- **Dataset rows for apps and sites**
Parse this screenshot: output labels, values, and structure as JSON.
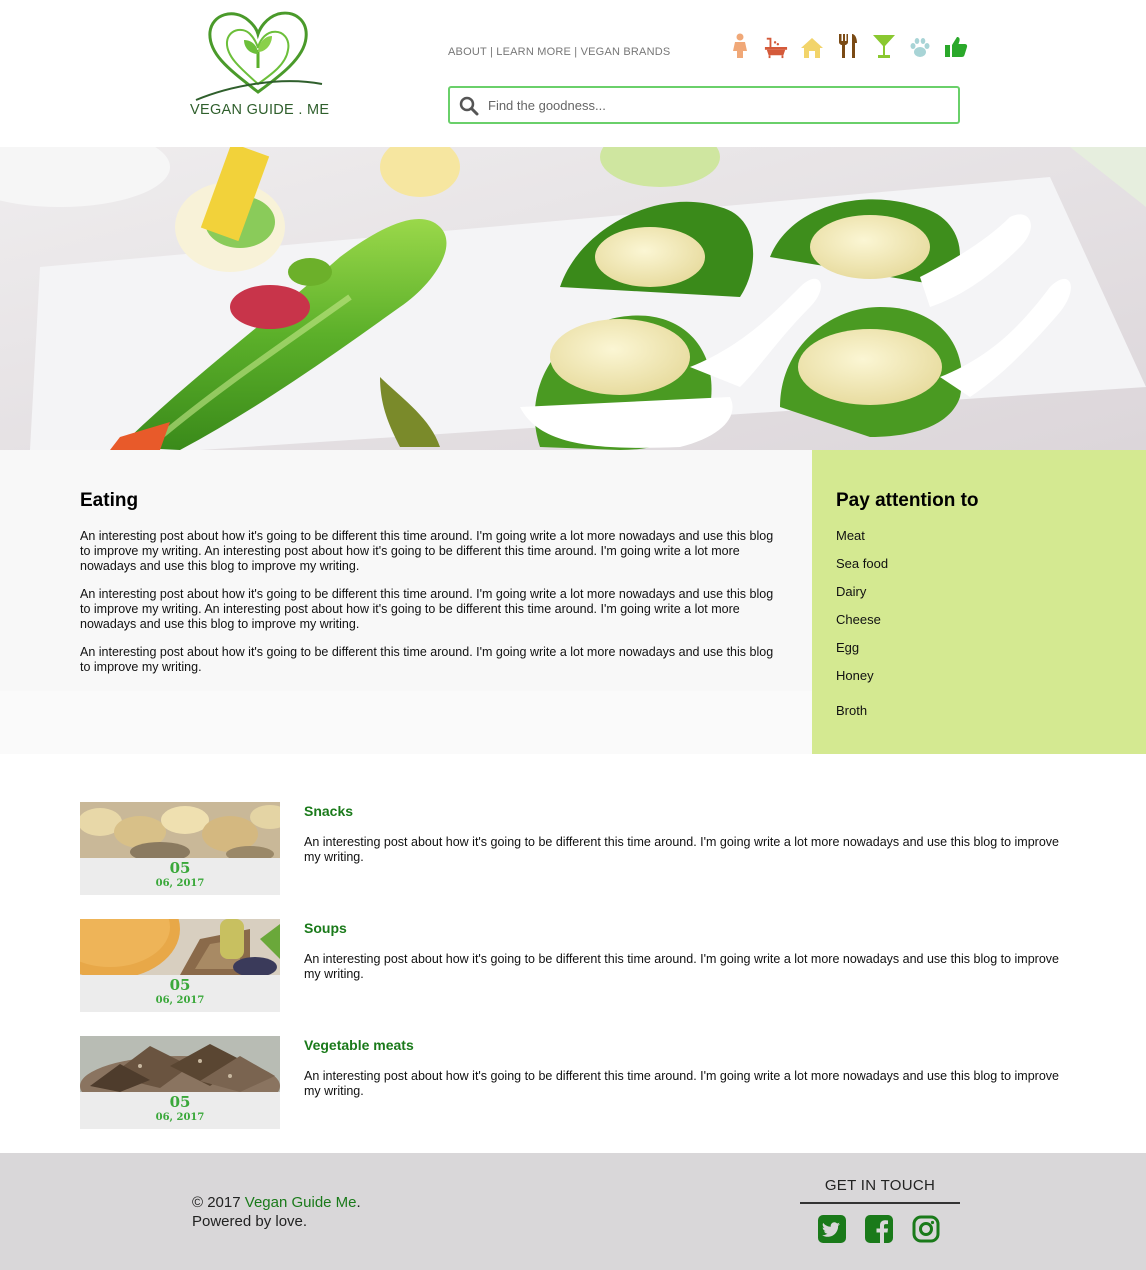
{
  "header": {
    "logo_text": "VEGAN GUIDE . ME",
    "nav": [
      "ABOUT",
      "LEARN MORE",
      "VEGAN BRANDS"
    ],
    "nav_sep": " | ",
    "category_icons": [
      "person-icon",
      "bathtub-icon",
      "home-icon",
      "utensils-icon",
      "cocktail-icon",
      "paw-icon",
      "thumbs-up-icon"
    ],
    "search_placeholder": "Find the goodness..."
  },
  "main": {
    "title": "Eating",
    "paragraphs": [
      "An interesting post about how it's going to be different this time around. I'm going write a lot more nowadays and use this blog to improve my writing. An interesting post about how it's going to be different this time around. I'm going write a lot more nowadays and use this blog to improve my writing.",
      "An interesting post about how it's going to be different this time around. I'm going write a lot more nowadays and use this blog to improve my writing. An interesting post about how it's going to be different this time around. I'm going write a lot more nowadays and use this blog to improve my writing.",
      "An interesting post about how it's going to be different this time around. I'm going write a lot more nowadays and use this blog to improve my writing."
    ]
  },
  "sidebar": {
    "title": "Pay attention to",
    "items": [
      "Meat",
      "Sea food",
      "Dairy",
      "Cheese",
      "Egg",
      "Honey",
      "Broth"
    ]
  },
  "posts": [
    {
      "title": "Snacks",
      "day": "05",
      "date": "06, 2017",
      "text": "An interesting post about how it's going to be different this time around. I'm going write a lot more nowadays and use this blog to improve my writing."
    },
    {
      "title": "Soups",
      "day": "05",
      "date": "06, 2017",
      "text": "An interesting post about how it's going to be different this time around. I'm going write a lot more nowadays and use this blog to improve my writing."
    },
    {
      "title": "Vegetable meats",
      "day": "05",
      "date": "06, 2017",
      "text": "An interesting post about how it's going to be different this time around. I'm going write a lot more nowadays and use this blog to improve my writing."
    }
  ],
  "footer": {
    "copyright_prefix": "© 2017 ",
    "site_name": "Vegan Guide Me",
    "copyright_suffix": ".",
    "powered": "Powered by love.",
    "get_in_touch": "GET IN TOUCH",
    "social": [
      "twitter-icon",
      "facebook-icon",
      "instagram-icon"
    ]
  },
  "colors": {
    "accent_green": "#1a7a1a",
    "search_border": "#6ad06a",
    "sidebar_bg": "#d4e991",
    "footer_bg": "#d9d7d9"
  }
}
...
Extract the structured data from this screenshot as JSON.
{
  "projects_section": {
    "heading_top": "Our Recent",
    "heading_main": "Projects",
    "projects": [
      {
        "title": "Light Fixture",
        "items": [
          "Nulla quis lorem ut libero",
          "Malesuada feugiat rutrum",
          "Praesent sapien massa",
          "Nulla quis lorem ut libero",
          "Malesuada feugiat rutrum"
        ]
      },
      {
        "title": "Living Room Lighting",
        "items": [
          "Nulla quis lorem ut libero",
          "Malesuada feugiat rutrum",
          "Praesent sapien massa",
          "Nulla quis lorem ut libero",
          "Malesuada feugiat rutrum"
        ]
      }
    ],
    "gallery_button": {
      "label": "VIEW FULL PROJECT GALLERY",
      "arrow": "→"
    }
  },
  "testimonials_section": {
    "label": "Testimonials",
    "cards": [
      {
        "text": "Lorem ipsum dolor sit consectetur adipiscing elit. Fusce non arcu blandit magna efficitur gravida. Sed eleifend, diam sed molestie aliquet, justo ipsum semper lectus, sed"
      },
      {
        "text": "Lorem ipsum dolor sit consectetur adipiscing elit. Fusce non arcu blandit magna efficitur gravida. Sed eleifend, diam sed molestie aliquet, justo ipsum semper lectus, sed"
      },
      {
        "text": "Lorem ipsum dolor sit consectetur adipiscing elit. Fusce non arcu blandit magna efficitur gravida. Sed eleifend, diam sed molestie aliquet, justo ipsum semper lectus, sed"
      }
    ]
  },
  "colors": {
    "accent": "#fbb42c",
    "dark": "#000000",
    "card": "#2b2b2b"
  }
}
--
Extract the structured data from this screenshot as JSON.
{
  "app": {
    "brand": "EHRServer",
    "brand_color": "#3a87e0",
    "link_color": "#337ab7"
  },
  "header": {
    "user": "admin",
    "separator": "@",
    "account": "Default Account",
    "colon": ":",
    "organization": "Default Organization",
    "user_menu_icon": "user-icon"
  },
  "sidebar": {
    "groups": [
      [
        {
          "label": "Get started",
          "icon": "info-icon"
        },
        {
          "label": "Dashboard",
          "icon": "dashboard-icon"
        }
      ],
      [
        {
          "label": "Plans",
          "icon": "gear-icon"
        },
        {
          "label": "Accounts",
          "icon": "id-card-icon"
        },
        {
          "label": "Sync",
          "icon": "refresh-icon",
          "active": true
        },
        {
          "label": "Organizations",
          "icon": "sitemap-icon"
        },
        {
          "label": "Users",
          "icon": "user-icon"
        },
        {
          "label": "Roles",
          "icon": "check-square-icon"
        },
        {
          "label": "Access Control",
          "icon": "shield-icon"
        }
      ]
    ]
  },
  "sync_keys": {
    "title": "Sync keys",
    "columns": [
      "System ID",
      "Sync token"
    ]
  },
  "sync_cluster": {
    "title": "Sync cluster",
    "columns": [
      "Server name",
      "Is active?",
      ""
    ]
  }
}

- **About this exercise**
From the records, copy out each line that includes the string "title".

- **Response**
    "title": "Eating",
    "title": "Pay attention to",
      "title": "Snacks",
      "title": "Soups",
      "title": "Vegetable meats",
        "title": "Light Fixture",
        "title": "Living Room Lighting",
    "title": "Sync keys",
    "title": "Sync cluster",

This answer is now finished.